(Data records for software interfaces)
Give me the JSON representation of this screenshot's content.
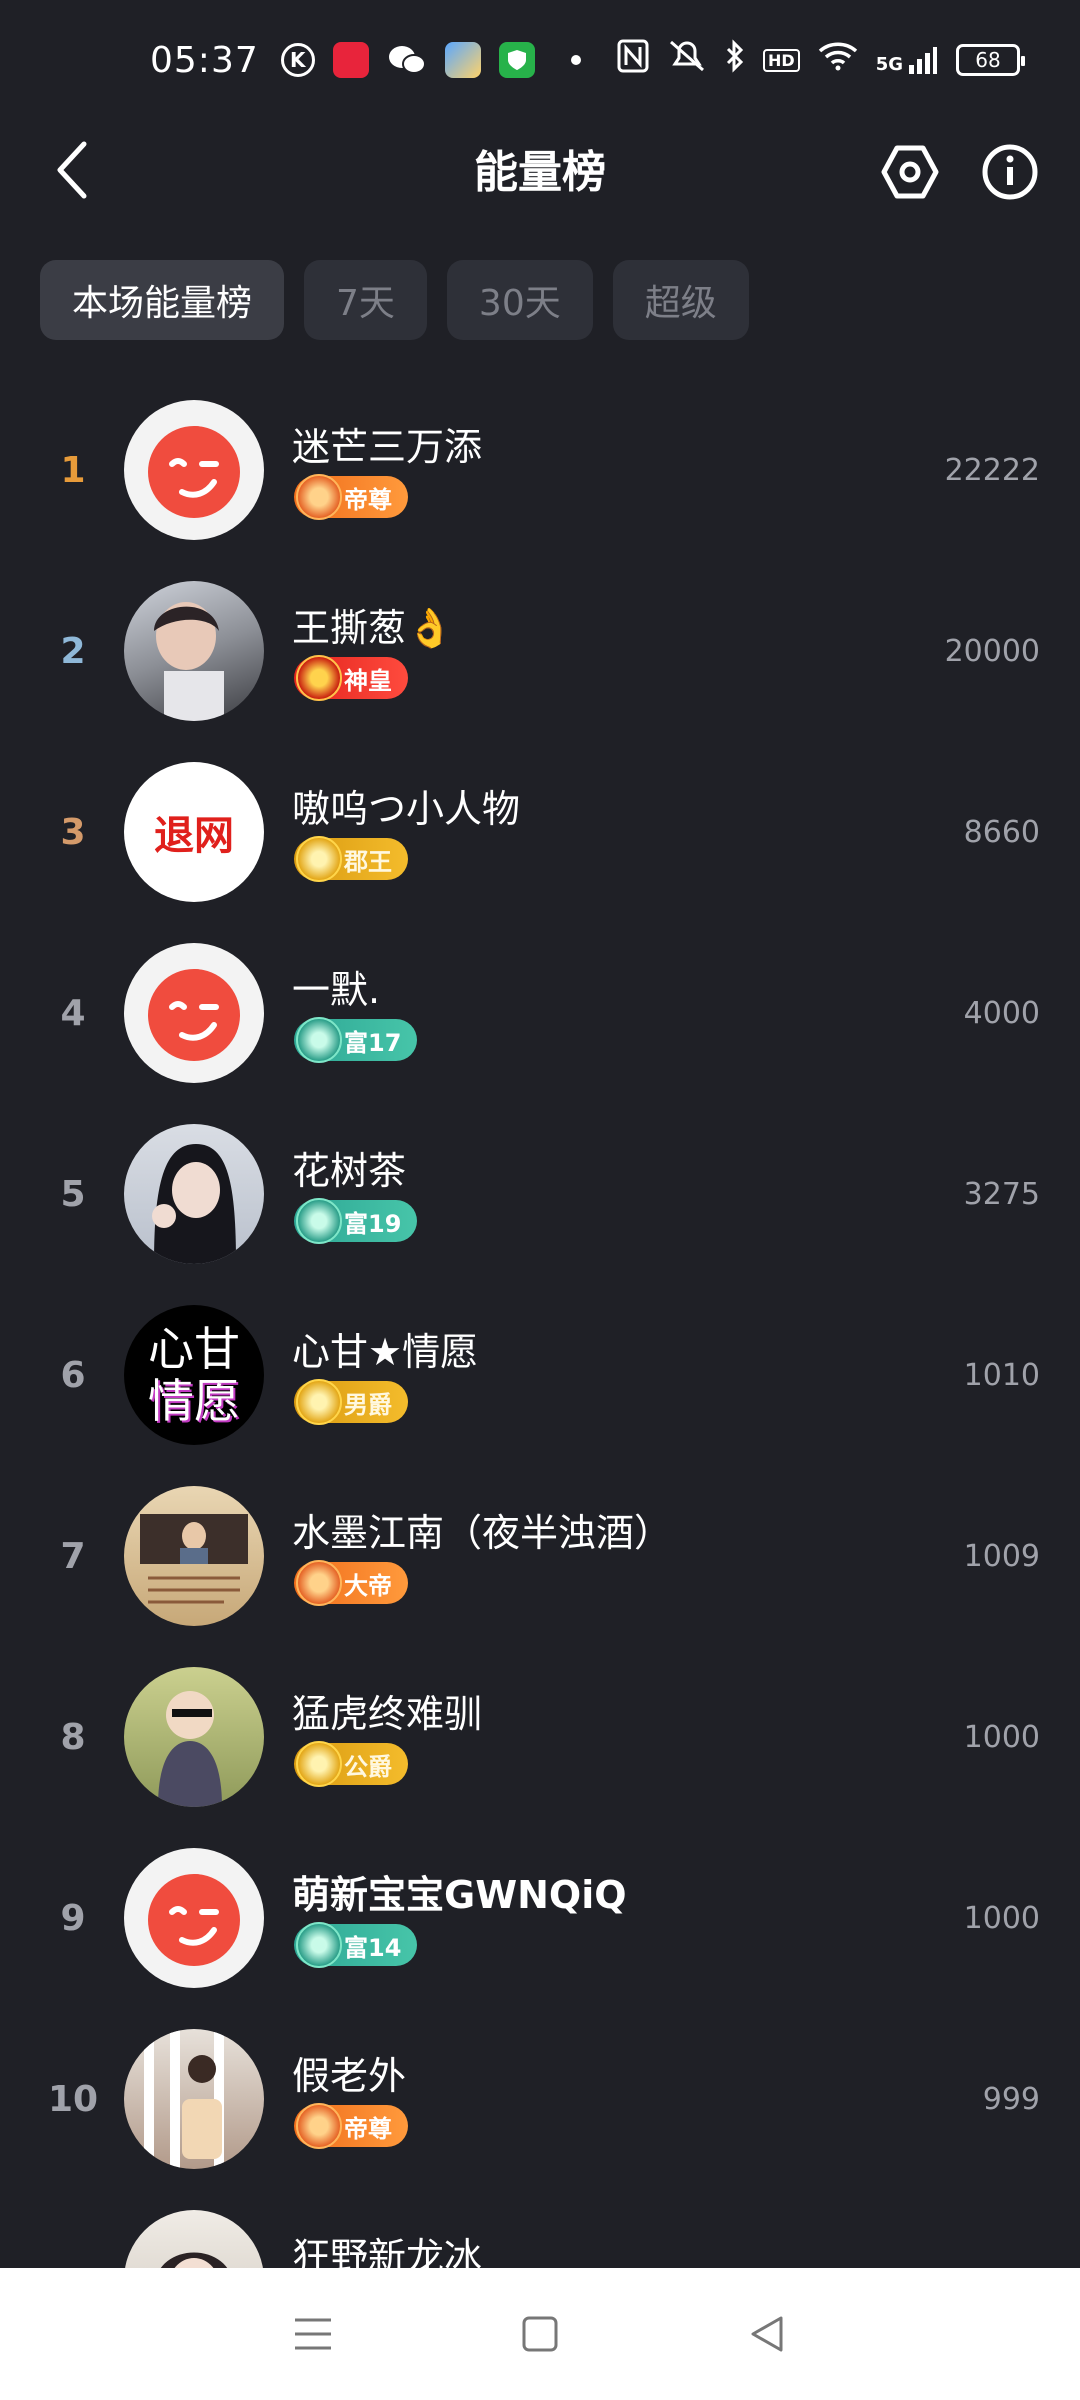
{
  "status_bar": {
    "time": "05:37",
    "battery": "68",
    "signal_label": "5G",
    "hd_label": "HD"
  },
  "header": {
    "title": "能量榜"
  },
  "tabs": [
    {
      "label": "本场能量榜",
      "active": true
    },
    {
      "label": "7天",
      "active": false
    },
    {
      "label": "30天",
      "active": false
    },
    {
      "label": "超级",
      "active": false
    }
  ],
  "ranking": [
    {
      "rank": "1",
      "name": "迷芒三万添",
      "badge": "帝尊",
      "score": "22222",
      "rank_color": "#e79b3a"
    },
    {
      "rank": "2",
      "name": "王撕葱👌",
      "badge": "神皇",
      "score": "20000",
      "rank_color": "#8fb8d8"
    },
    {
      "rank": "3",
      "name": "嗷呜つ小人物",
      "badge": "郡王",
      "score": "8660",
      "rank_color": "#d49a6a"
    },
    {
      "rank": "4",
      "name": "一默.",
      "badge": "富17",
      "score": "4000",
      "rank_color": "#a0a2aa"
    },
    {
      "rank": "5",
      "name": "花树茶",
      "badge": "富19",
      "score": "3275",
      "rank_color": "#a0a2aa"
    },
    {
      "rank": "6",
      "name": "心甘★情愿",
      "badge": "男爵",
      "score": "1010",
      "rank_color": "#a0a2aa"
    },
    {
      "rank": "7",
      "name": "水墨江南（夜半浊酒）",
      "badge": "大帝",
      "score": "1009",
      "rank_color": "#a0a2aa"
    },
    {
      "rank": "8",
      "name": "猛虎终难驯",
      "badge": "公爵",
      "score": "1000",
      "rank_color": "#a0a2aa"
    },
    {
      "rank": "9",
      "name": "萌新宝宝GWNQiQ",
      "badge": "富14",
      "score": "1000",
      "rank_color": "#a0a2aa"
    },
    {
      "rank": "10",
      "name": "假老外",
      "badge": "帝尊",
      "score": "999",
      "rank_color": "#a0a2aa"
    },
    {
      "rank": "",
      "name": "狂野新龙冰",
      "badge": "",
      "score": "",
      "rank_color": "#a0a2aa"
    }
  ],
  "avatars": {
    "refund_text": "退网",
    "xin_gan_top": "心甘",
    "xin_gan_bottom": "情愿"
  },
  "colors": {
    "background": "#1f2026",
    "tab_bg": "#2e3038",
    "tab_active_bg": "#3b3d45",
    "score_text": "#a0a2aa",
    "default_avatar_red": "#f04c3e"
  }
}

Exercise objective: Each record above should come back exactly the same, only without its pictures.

Solution to this task:
Give me the JSON representation of this screenshot's content.
{
  "status_bar": {
    "time": "05:37",
    "battery": "68",
    "signal_label": "5G",
    "hd_label": "HD"
  },
  "header": {
    "title": "能量榜"
  },
  "tabs": [
    {
      "label": "本场能量榜",
      "active": true
    },
    {
      "label": "7天",
      "active": false
    },
    {
      "label": "30天",
      "active": false
    },
    {
      "label": "超级",
      "active": false
    }
  ],
  "ranking": [
    {
      "rank": "1",
      "name": "迷芒三万添",
      "badge": "帝尊",
      "score": "22222",
      "rank_color": "#e79b3a"
    },
    {
      "rank": "2",
      "name": "王撕葱👌",
      "badge": "神皇",
      "score": "20000",
      "rank_color": "#8fb8d8"
    },
    {
      "rank": "3",
      "name": "嗷呜つ小人物",
      "badge": "郡王",
      "score": "8660",
      "rank_color": "#d49a6a"
    },
    {
      "rank": "4",
      "name": "一默.",
      "badge": "富17",
      "score": "4000",
      "rank_color": "#a0a2aa"
    },
    {
      "rank": "5",
      "name": "花树茶",
      "badge": "富19",
      "score": "3275",
      "rank_color": "#a0a2aa"
    },
    {
      "rank": "6",
      "name": "心甘★情愿",
      "badge": "男爵",
      "score": "1010",
      "rank_color": "#a0a2aa"
    },
    {
      "rank": "7",
      "name": "水墨江南（夜半浊酒）",
      "badge": "大帝",
      "score": "1009",
      "rank_color": "#a0a2aa"
    },
    {
      "rank": "8",
      "name": "猛虎终难驯",
      "badge": "公爵",
      "score": "1000",
      "rank_color": "#a0a2aa"
    },
    {
      "rank": "9",
      "name": "萌新宝宝GWNQiQ",
      "badge": "富14",
      "score": "1000",
      "rank_color": "#a0a2aa"
    },
    {
      "rank": "10",
      "name": "假老外",
      "badge": "帝尊",
      "score": "999",
      "rank_color": "#a0a2aa"
    },
    {
      "rank": "",
      "name": "狂野新龙冰",
      "badge": "",
      "score": "",
      "rank_color": "#a0a2aa"
    }
  ],
  "avatars": {
    "refund_text": "退网",
    "xin_gan_top": "心甘",
    "xin_gan_bottom": "情愿"
  },
  "colors": {
    "background": "#1f2026",
    "tab_bg": "#2e3038",
    "tab_active_bg": "#3b3d45",
    "score_text": "#a0a2aa",
    "default_avatar_red": "#f04c3e"
  }
}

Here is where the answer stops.